You look at where you're going and where you are and it never makes sense,
but then you look back at where you've been and a pattern seems to emerge.
Robert Pirsig, 'Zen and the Art of Motorcycle Maintenance' (1974)
I started keeping a journal my senior year in high school and have kept on and off since that time.
One day early in my senior year I was coming into school and The Gideon's were out front of the school handing out pocket bibles. It was a strange event that had not happened at Haddonfield before, so everyone was talking about it in class that day. Since I identified myself as a Christian at that time I had more complex feelings about the men handing out bibles.
I understood the intent of what they were doing, but the approach left me scratching my head. First off, they were dressed in the most conservative manner imaginable. They all wore suits and hats that made them look like insurance salesmen from Akron, Ohio in 1952. They were trying to reach out to high school students, so something a little more casual would have helped. They also behaved like automatons. Perhaps the goal was to let 'the word' speak for itself, but the result was that my peers were joking that they must have been made of wood.
That day in English class Ms. Stevens was talking about journaling as a writing practice and gave us an in class assignment to write a journal entry for 20 minutes and fill a page with anything we wanted to. She said she would check us on length, but didn't care what we wrote about. Since I had been thinking about The Gideon's I wrote about my mixed feelings on seeing them. I filled my page, slid the page into my binder and forgot about it.
At the end of that semester I was cleaning out my binder and I ran across the page I had written several weeks before. I was struck that this page could bring back all the thoughts and feelings that I was having that day. It also struck me at how I could see the evolution in my thinking that had happened since writing those words the stake in the ground that I had written several weeks earlier suddenly threw my thought process into clear relief against the background of the intervening time. I realized that this could be a powerful tool for self-understanding, so I started keeping my journal that week.
During times of rapid change or uncertainty I have come back to journaling as a way of checking in with myself, measuring my progress, or thinking out loud to determine how to move forward.
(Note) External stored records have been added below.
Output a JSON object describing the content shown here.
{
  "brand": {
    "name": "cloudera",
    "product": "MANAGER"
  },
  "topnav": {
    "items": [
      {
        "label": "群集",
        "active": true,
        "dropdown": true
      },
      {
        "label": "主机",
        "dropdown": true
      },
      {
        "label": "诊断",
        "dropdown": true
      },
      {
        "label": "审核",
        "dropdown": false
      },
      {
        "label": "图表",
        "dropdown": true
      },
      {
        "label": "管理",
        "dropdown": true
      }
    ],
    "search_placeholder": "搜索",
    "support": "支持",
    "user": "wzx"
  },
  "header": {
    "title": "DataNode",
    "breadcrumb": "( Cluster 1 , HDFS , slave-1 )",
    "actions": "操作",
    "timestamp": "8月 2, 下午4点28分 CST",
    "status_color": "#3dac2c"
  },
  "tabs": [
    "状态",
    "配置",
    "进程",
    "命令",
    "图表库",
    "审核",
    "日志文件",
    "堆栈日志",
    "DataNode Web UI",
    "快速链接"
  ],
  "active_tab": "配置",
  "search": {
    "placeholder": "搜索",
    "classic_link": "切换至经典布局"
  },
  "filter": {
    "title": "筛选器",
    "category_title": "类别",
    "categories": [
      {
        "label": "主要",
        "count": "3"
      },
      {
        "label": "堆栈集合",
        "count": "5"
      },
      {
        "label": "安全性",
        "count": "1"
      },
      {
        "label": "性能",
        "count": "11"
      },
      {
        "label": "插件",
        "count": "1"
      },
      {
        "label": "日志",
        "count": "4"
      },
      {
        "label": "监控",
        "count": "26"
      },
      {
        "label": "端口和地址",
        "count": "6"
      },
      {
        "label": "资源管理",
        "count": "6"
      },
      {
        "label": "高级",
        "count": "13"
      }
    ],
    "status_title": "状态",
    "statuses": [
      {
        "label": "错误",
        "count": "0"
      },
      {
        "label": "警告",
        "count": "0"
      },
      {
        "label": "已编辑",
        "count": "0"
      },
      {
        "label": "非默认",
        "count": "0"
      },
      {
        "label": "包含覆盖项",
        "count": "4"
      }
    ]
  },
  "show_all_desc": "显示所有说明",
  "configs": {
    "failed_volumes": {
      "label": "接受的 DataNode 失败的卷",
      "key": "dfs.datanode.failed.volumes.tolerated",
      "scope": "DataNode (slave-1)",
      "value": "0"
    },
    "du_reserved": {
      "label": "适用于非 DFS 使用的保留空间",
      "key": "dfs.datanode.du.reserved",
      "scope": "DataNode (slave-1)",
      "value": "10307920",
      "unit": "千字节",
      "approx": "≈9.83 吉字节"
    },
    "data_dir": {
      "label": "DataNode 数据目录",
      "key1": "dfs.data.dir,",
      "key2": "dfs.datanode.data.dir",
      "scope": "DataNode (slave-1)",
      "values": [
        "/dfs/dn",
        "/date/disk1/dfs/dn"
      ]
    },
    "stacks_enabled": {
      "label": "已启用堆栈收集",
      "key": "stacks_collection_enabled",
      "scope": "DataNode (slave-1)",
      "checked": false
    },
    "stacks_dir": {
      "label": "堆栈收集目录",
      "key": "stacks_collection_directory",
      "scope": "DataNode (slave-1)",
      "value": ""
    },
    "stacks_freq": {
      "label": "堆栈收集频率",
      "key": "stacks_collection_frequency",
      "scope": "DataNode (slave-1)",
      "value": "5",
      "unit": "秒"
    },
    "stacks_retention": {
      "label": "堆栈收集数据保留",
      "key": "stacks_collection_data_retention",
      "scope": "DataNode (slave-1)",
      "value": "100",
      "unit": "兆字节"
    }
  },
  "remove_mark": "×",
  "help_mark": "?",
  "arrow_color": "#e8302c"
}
It's something that I do out of habit now and I can recognize the feeling of having too many unformed ideas in my head that journaling helps sort out. I know when it's time to write.